START Recorded information
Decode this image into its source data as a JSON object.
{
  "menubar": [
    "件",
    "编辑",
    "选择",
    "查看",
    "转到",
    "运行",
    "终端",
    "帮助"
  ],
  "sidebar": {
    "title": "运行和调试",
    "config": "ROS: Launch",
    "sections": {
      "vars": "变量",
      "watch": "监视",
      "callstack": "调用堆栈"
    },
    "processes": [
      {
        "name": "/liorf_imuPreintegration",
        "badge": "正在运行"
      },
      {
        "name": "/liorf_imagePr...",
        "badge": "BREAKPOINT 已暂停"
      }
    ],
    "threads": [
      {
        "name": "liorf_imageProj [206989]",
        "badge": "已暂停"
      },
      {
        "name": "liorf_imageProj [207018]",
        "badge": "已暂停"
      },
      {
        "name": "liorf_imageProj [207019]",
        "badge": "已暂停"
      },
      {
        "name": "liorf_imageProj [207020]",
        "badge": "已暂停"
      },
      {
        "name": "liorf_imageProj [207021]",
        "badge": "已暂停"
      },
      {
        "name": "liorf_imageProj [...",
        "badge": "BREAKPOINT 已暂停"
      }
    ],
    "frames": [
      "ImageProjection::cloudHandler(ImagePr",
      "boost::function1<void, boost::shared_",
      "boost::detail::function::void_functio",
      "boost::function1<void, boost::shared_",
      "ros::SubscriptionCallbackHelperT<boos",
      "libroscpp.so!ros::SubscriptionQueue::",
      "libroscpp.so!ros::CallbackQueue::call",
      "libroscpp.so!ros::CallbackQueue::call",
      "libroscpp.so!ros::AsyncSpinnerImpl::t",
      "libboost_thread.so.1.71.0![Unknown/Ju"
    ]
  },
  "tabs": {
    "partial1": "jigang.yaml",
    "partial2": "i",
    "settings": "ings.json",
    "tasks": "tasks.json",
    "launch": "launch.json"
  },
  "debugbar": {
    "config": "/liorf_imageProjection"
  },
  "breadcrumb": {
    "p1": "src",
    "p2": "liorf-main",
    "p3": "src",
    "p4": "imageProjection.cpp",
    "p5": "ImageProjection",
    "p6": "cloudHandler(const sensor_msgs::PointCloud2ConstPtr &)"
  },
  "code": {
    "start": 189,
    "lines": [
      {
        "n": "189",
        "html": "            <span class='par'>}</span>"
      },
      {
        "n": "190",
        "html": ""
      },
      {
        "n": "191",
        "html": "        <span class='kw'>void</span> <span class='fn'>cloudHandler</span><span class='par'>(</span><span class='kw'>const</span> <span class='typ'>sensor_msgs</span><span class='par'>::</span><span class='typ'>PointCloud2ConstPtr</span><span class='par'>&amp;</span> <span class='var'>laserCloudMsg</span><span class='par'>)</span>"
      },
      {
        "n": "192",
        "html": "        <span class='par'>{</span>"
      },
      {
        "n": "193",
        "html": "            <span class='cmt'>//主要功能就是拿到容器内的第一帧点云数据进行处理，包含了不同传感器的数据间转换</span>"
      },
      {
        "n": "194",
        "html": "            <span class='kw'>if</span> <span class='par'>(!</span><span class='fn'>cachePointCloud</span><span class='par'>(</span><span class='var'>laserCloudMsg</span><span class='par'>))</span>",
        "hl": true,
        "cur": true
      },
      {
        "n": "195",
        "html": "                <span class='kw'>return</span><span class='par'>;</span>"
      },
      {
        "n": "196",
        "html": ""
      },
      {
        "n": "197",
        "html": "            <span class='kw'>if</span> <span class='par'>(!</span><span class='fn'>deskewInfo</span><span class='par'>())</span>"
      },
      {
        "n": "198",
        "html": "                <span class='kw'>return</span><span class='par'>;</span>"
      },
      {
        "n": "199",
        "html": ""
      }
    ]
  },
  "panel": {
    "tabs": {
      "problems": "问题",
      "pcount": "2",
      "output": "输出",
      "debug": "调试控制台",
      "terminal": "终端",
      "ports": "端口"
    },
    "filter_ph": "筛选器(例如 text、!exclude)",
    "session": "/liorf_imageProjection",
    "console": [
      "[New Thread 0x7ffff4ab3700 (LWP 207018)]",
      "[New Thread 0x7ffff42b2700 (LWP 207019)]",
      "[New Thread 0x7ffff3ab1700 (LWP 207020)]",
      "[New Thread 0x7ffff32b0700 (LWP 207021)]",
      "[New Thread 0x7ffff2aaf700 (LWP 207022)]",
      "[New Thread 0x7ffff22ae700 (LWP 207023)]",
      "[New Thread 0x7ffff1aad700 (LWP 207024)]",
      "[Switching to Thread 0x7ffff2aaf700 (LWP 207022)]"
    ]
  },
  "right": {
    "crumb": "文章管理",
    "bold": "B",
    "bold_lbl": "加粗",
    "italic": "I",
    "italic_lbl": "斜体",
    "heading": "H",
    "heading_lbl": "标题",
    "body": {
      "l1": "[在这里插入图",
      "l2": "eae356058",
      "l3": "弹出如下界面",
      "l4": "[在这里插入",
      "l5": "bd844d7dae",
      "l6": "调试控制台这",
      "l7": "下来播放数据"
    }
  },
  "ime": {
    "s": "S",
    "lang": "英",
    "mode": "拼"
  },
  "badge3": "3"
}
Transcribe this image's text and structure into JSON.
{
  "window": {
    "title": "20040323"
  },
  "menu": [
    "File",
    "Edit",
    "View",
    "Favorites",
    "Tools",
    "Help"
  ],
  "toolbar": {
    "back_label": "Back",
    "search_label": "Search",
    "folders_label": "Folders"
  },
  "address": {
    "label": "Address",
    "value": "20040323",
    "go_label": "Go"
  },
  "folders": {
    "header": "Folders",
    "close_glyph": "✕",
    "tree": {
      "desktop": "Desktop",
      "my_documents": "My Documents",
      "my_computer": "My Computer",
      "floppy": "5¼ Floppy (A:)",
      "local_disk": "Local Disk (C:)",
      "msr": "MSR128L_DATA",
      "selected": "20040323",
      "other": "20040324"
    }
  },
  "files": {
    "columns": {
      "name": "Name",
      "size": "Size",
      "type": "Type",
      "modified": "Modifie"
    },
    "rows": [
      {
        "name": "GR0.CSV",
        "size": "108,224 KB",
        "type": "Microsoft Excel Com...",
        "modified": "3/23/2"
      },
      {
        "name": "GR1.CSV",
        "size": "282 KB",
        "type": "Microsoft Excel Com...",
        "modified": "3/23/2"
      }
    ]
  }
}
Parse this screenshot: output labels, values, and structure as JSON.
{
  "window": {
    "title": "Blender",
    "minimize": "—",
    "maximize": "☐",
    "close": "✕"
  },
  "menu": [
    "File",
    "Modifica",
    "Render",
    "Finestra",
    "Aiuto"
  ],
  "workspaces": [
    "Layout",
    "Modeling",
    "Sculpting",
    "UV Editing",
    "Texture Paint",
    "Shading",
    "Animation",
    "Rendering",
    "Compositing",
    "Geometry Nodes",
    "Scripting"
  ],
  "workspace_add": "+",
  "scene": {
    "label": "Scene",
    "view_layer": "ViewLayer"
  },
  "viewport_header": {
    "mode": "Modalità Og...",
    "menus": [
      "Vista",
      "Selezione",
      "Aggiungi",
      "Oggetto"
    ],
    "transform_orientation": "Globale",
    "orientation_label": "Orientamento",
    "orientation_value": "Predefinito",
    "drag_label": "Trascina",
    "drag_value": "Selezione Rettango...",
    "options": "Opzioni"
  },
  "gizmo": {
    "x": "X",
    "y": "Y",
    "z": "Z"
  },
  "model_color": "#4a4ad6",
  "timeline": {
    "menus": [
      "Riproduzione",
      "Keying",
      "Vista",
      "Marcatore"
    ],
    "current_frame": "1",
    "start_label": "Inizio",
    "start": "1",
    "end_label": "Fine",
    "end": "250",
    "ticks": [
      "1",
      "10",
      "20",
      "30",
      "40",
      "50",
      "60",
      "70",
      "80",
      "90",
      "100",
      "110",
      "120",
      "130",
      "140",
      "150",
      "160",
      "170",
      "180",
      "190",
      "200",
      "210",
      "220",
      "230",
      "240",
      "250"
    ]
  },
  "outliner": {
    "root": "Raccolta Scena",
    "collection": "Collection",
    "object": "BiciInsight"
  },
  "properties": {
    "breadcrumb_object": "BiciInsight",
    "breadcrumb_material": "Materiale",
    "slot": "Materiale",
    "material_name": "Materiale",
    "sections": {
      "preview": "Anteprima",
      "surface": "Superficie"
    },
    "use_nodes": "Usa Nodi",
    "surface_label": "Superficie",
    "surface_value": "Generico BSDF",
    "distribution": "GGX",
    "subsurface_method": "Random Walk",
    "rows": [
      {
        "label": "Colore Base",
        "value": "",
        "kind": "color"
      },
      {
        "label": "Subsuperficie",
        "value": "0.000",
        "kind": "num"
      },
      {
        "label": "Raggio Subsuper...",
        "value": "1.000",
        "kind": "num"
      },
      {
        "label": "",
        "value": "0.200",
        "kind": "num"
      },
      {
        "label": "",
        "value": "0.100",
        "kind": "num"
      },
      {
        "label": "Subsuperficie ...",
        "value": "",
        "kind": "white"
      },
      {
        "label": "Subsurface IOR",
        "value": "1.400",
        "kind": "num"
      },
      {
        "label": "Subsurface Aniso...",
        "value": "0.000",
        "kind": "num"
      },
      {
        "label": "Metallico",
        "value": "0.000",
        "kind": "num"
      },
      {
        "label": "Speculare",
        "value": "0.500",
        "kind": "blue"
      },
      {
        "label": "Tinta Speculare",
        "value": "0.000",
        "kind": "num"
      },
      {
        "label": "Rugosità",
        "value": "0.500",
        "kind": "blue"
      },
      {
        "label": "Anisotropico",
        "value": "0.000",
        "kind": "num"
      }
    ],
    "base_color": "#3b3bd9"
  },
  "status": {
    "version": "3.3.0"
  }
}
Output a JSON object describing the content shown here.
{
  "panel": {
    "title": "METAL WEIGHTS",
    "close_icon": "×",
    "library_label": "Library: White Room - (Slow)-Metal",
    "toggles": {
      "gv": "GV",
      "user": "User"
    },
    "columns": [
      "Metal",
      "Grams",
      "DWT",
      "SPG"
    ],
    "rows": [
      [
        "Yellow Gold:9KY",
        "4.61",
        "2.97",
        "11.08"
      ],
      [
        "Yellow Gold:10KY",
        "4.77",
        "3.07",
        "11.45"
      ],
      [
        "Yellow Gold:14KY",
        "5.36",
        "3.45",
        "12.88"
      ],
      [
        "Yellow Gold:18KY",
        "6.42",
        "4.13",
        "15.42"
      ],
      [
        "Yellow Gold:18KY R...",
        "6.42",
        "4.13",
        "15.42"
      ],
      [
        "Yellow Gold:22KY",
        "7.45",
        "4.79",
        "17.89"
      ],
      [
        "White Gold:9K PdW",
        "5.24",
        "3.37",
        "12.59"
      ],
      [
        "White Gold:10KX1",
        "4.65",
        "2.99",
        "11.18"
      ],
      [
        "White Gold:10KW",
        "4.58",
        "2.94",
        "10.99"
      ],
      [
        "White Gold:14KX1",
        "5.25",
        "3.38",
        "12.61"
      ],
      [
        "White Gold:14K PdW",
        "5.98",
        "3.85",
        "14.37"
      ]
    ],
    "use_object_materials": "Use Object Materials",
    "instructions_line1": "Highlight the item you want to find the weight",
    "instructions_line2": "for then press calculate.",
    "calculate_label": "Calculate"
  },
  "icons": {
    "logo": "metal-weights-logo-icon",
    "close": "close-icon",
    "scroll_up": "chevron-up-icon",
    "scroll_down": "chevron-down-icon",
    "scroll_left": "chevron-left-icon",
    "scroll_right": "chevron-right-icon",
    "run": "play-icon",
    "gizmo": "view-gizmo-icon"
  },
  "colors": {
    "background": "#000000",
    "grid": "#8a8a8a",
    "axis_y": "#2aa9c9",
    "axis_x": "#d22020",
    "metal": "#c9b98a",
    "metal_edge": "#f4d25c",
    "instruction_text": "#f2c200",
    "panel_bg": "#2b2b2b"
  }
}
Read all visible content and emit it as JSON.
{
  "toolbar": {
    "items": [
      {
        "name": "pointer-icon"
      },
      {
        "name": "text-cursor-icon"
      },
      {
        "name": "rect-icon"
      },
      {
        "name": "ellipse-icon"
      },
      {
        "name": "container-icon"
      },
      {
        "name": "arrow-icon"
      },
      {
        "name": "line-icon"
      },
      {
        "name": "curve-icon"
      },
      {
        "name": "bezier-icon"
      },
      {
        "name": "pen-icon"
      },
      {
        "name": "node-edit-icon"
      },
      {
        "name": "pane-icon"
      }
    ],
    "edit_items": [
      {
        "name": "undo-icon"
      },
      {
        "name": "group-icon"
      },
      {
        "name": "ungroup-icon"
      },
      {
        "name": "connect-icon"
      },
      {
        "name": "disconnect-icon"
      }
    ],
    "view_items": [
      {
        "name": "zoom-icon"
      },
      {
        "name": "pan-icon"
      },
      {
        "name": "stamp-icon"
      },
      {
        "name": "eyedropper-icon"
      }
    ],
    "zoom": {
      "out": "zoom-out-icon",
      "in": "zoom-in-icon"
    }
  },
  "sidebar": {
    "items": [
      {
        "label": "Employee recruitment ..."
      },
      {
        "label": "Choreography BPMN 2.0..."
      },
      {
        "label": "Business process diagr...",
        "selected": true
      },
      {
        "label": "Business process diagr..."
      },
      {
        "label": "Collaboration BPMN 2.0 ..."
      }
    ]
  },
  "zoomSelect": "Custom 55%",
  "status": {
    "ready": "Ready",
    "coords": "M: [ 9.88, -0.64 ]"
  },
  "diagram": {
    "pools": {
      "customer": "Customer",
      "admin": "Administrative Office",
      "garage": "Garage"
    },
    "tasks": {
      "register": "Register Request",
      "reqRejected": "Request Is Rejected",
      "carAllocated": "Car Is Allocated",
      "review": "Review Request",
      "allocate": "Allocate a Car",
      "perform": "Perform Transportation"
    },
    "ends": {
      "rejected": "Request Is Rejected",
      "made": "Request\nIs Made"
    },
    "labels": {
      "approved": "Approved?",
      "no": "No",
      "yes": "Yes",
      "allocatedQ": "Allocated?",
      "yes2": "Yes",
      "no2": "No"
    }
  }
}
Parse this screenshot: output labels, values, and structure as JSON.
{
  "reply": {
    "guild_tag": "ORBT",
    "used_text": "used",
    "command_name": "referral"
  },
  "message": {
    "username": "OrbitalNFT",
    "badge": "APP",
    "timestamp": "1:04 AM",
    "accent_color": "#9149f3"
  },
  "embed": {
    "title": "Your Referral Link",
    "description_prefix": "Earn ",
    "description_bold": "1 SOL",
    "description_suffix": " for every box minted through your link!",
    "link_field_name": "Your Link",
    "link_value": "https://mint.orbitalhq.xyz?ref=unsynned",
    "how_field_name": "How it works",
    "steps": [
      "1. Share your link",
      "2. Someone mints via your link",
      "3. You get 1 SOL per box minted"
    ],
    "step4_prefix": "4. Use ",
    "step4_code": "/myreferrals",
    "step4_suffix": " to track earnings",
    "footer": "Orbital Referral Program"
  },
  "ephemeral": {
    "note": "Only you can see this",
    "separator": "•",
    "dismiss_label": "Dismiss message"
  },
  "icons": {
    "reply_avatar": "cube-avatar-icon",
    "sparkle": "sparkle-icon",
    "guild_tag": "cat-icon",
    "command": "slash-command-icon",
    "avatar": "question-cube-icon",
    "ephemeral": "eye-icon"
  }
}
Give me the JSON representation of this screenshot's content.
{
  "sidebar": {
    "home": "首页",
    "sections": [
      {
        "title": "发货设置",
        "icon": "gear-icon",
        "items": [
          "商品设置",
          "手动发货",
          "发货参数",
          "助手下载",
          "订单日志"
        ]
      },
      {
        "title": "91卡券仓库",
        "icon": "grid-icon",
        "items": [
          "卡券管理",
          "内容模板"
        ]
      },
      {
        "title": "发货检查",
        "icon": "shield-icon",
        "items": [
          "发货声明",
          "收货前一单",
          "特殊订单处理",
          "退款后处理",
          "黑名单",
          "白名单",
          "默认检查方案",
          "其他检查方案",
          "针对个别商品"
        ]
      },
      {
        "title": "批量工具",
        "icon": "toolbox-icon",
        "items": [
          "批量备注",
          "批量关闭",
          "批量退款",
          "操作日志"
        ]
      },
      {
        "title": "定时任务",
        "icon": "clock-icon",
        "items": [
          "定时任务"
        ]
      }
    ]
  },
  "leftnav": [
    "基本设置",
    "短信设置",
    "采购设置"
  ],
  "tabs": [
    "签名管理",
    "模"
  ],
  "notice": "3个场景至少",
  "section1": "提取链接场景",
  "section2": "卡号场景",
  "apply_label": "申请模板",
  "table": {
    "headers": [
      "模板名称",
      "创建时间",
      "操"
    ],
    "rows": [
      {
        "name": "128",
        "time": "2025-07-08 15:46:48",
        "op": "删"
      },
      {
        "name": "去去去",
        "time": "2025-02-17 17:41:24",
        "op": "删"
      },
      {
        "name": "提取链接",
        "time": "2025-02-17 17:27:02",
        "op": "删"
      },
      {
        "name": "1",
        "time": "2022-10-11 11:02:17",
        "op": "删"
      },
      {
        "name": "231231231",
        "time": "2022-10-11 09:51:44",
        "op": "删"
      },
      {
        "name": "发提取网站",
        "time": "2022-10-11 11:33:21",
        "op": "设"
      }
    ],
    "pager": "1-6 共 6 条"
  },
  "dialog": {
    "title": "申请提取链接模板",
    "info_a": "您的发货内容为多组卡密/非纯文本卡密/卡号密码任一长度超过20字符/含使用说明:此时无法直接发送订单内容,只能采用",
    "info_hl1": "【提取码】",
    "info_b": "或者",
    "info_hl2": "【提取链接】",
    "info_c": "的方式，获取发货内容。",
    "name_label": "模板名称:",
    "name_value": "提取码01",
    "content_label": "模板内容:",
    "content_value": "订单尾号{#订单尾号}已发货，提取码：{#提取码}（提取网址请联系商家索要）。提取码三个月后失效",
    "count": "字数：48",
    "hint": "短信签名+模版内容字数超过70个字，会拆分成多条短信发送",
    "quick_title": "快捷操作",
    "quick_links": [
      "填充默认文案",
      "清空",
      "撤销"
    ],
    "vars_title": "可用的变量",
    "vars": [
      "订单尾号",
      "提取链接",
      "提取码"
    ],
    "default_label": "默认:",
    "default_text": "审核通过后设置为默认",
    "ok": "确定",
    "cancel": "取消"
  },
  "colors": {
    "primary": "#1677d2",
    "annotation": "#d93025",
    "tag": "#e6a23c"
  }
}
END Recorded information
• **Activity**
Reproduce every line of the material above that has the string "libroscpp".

• **Output below**
      "libroscpp.so!ros::SubscriptionQueue::",
      "libroscpp.so!ros::CallbackQueue::call",
      "libroscpp.so!ros::CallbackQueue::call",
      "libroscpp.so!ros::AsyncSpinnerImpl::t",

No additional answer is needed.